Mobile networks have many disparate types of devices. You can probably guess what some of them are, or even go to the provider’s store or kiosk and get a list. But there are going to be more devices out there. So why not scan the IP addresses on your subnet?
Well, the access points for mobile networks generally don’t allow promiscuous access. So you may have to go to ARIN and other lists in order to start getting some ranges to check. You can also check access logs of a Website to find visitors with mobile devices. (Of course, there is always the NATting that the providers do, not to mention DHCP, and the fact that most mobile devices don’t run servers or services.)
Colin Mulliner, of the Berlin Institute of Technology, did manage to find a fair amount of interesting stuff. Windows Mobile tended to be a useful source of open ports and services (usually open FTP services on mobile devices). He also found and was able to identify a number of specialized devices that were identifiable from responses to probes. Some of the most interesting were mobile access points: connecting to the mobile networks and then providing local wifi for computers. Others were HTTP servers for surveillance cameras. (Others were GPS tracking devices which, oddly, had no security against “guest” login (Some were smart meters. With smart meters rolling out here in BC, lets hope they are more secure …)

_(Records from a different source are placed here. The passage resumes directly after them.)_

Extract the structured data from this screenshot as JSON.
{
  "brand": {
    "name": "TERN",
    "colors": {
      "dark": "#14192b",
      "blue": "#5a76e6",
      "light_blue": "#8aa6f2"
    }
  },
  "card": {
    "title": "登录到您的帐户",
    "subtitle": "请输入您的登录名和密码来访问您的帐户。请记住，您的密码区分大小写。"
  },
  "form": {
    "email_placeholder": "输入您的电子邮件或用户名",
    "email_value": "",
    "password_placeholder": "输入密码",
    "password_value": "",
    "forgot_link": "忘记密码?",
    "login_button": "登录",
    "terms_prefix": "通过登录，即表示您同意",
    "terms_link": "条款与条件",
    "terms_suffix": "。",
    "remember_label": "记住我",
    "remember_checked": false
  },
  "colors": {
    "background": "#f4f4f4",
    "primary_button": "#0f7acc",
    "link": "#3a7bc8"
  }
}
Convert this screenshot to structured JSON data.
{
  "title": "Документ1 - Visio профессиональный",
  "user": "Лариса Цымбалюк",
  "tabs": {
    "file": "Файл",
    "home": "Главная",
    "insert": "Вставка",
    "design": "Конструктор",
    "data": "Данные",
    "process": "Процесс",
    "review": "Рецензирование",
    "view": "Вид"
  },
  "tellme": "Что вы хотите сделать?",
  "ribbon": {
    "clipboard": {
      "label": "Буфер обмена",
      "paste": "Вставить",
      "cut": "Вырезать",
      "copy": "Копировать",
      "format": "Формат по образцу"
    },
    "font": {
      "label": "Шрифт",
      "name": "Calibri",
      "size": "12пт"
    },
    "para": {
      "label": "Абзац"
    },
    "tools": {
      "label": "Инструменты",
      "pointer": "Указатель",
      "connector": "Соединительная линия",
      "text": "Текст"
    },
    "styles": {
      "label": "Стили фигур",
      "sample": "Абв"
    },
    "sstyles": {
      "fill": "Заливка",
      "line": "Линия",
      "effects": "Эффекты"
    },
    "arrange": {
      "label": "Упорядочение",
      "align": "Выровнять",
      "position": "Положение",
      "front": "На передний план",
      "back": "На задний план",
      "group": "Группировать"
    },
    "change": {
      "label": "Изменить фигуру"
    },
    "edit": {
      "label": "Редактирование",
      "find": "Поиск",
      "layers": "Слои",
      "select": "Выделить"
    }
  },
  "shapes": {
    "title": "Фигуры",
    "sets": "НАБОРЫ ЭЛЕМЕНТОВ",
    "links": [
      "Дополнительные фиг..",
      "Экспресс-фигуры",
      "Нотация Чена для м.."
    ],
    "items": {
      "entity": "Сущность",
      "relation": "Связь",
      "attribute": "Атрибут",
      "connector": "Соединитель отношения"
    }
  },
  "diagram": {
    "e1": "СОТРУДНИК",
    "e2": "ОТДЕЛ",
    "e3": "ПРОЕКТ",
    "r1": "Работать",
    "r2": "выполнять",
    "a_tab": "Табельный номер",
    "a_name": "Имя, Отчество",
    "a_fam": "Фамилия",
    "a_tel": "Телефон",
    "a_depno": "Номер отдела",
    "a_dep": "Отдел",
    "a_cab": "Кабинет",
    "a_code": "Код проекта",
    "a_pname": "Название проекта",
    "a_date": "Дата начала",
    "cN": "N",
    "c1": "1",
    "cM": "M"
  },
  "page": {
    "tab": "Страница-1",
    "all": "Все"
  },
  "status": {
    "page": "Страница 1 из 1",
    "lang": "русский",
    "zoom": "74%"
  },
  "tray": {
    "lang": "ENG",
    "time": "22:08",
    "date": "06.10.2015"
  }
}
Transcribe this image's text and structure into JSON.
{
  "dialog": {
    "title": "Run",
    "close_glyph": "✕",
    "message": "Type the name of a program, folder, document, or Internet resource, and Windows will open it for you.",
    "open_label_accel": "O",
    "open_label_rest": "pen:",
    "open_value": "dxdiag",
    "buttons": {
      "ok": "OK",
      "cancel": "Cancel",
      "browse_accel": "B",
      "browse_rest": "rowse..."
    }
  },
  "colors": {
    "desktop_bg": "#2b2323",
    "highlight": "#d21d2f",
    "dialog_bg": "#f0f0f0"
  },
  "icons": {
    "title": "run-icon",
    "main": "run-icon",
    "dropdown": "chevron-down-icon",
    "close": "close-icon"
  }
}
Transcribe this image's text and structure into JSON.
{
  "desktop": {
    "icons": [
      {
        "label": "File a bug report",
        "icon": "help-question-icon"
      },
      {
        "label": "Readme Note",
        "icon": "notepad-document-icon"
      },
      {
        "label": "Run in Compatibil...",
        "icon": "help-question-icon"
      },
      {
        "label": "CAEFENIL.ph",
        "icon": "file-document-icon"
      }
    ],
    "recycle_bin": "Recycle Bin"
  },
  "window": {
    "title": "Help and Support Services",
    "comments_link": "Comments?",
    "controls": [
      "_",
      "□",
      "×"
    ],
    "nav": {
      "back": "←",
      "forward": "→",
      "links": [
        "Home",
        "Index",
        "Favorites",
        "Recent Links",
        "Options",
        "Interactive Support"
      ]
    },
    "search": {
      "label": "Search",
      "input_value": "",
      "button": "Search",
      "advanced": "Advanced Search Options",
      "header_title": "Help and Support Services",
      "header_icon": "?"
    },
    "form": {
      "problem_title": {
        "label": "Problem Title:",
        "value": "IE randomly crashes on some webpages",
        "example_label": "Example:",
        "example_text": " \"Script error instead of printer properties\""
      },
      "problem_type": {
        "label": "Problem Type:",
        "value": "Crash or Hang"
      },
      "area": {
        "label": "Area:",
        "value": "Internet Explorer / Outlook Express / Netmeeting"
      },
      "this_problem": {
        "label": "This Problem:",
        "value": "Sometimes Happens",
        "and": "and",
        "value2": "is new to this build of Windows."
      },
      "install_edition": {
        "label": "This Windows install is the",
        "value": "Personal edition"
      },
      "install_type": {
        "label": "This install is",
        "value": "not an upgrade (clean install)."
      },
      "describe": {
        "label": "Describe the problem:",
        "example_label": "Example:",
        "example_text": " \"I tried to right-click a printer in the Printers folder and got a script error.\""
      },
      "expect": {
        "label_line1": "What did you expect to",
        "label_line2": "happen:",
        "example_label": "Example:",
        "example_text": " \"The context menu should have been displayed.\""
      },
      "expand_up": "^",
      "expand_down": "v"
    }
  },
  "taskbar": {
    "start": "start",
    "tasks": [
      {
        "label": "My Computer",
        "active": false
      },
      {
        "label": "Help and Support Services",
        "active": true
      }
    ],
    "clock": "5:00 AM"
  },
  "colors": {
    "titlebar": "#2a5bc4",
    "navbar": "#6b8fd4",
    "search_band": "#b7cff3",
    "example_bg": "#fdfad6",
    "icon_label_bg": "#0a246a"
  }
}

Possibly of concern was the large number of jailbroken iOS devices. Many of them still had the default “alpine” password. (If you hack your own device, you’d better be prepared to secure it.) This could form the basis of a fair sized worm and/or botnet. Then again, iOS users aren’t alone here. An awful lot of people seem to think nothing of creating mobile devices and hooking them up to mobile networks with very little in the way of security.